Directions ▸
A verbatim copy of all entries is the expected output.

Interface dataset entries ▸
:::::

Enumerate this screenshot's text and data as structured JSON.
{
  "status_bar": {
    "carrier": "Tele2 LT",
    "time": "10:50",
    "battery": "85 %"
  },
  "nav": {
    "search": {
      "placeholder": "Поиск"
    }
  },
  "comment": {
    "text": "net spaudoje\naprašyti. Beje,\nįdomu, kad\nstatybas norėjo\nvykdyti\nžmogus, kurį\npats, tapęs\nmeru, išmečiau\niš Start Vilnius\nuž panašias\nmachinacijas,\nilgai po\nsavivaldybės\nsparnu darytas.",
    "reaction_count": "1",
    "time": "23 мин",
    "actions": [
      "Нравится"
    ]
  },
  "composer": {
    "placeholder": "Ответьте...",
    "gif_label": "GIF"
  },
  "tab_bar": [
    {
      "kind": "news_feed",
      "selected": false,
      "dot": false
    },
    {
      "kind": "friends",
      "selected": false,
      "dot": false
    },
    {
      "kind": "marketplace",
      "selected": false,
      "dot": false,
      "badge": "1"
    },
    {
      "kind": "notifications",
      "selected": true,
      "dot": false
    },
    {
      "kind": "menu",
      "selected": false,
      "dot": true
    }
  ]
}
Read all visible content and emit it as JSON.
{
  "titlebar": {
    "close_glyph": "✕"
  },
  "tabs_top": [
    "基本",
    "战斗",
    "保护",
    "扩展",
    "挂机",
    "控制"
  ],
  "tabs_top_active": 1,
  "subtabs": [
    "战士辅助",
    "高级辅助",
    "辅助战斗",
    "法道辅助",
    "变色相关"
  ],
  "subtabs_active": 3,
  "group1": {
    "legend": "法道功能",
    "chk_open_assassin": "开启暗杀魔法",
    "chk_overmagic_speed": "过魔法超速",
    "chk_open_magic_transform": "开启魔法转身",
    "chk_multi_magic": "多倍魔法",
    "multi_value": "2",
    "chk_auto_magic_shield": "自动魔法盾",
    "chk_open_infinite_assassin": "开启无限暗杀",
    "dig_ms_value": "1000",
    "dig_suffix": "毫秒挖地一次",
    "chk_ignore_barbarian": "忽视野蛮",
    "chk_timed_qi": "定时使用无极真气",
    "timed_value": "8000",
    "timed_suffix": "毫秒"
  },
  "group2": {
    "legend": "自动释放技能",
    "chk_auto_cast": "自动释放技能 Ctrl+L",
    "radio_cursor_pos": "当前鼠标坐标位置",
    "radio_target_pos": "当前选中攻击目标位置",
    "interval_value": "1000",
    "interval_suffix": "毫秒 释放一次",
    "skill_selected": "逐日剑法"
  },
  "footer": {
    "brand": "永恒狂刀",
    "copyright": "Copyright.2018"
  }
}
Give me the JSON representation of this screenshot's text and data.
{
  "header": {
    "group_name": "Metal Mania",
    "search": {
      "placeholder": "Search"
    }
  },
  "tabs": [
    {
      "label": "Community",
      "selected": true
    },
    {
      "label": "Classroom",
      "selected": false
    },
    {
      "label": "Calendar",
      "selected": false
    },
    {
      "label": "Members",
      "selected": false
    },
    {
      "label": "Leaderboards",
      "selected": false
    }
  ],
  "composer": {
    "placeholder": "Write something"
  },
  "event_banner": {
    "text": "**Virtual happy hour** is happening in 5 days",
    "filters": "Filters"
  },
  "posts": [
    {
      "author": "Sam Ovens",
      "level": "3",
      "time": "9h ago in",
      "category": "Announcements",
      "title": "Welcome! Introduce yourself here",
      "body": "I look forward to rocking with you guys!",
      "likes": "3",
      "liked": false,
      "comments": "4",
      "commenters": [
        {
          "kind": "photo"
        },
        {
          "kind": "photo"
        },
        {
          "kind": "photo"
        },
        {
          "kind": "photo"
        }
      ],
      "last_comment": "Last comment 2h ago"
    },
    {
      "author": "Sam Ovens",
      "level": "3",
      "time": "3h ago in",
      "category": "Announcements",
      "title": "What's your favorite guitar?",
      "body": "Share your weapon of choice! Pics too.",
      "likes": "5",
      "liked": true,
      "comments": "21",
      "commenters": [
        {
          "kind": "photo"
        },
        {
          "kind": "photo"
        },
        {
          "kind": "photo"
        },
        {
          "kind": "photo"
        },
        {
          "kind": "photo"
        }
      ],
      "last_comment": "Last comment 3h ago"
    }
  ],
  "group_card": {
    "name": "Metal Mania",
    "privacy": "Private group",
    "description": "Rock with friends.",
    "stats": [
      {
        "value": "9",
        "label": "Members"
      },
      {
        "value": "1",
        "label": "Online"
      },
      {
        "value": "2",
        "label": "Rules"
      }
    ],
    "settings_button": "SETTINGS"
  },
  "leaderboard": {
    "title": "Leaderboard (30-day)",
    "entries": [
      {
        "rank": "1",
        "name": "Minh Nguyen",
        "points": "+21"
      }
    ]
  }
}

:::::

Exercise result ▸
Enumerate this screenshot's text and data as structured JSON.
{
  "status_bar": {
    "carrier": "Tele2 LT",
    "time": "10:50",
    "battery": "85 %"
  },
  "nav": {
    "search": {
      "placeholder": "Поиск"
    }
  },
  "comment": {
    "text": "net spaudoje\naprašyti. Beje,\nįdomu, kad\nstatybas norėjo\nvykdyti\nžmogus, kurį\npats, tapęs\nmeru, išmečiau\niš Start Vilnius\nuž panašias\nmachinacijas,\nilgai po\nsavivaldybės\nsparnu darytas.",
    "reaction_count": "1",
    "time": "23 мин",
    "actions": [
      "Нравится"
    ]
  },
  "composer": {
    "placeholder": "Ответьте...",
    "gif_label": "GIF"
  },
  "tab_bar": [
    {
      "kind": "news_feed",
      "selected": false,
      "dot": false
    },
    {
      "kind": "friends",
      "selected": false,
      "dot": false
    },
    {
      "kind": "marketplace",
      "selected": false,
      "dot": false,
      "badge": "1"
    },
    {
      "kind": "notifications",
      "selected": true,
      "dot": false
    },
    {
      "kind": "menu",
      "selected": false,
      "dot": true
    }
  ]
}
Read all visible content and emit it as JSON.
{
  "titlebar": {
    "close_glyph": "✕"
  },
  "tabs_top": [
    "基本",
    "战斗",
    "保护",
    "扩展",
    "挂机",
    "控制"
  ],
  "tabs_top_active": 1,
  "subtabs": [
    "战士辅助",
    "高级辅助",
    "辅助战斗",
    "法道辅助",
    "变色相关"
  ],
  "subtabs_active": 3,
  "group1": {
    "legend": "法道功能",
    "chk_open_assassin": "开启暗杀魔法",
    "chk_overmagic_speed": "过魔法超速",
    "chk_open_magic_transform": "开启魔法转身",
    "chk_multi_magic": "多倍魔法",
    "multi_value": "2",
    "chk_auto_magic_shield": "自动魔法盾",
    "chk_open_infinite_assassin": "开启无限暗杀",
    "dig_ms_value": "1000",
    "dig_suffix": "毫秒挖地一次",
    "chk_ignore_barbarian": "忽视野蛮",
    "chk_timed_qi": "定时使用无极真气",
    "timed_value": "8000",
    "timed_suffix": "毫秒"
  },
  "group2": {
    "legend": "自动释放技能",
    "chk_auto_cast": "自动释放技能 Ctrl+L",
    "radio_cursor_pos": "当前鼠标坐标位置",
    "radio_target_pos": "当前选中攻击目标位置",
    "interval_value": "1000",
    "interval_suffix": "毫秒 释放一次",
    "skill_selected": "逐日剑法"
  },
  "footer": {
    "brand": "永恒狂刀",
    "copyright": "Copyright.2018"
  }
}
Give me the JSON representation of this screenshot's text and data.
{
  "header": {
    "group_name": "Metal Mania",
    "search": {
      "placeholder": "Search"
    }
  },
  "tabs": [
    {
      "label": "Community",
      "selected": true
    },
    {
      "label": "Classroom",
      "selected": false
    },
    {
      "label": "Calendar",
      "selected": false
    },
    {
      "label": "Members",
      "selected": false
    },
    {
      "label": "Leaderboards",
      "selected": false
    }
  ],
  "composer": {
    "placeholder": "Write something"
  },
  "event_banner": {
    "text": "**Virtual happy hour** is happening in 5 days",
    "filters": "Filters"
  },
  "posts": [
    {
      "author": "Sam Ovens",
      "level": "3",
      "time": "9h ago in",
      "category": "Announcements",
      "title": "Welcome! Introduce yourself here",
      "body": "I look forward to rocking with you guys!",
      "likes": "3",
      "liked": false,
      "comments": "4",
      "commenters": [
        {
          "kind": "photo"
        },
        {
          "kind": "photo"
        },
        {
          "kind": "photo"
        },
        {
          "kind": "photo"
        }
      ],
      "last_comment": "Last comment 2h ago"
    },
    {
      "author": "Sam Ovens",
      "level": "3",
      "time": "3h ago in",
      "category": "Announcements",
      "title": "What's your favorite guitar?",
      "body": "Share your weapon of choice! Pics too.",
      "likes": "5",
      "liked": true,
      "comments": "21",
      "commenters": [
        {
          "kind": "photo"
        },
        {
          "kind": "photo"
        },
        {
          "kind": "photo"
        },
        {
          "kind": "photo"
        },
        {
          "kind": "photo"
        }
      ],
      "last_comment": "Last comment 3h ago"
    }
  ],
  "group_card": {
    "name": "Metal Mania",
    "privacy": "Private group",
    "description": "Rock with friends.",
    "stats": [
      {
        "value": "9",
        "label": "Members"
      },
      {
        "value": "1",
        "label": "Online"
      },
      {
        "value": "2",
        "label": "Rules"
      }
    ],
    "settings_button": "SETTINGS"
  },
  "leaderboard": {
    "title": "Leaderboard (30-day)",
    "entries": [
      {
        "rank": "1",
        "name": "Minh Nguyen",
        "points": "+21"
      }
    ]
  }
}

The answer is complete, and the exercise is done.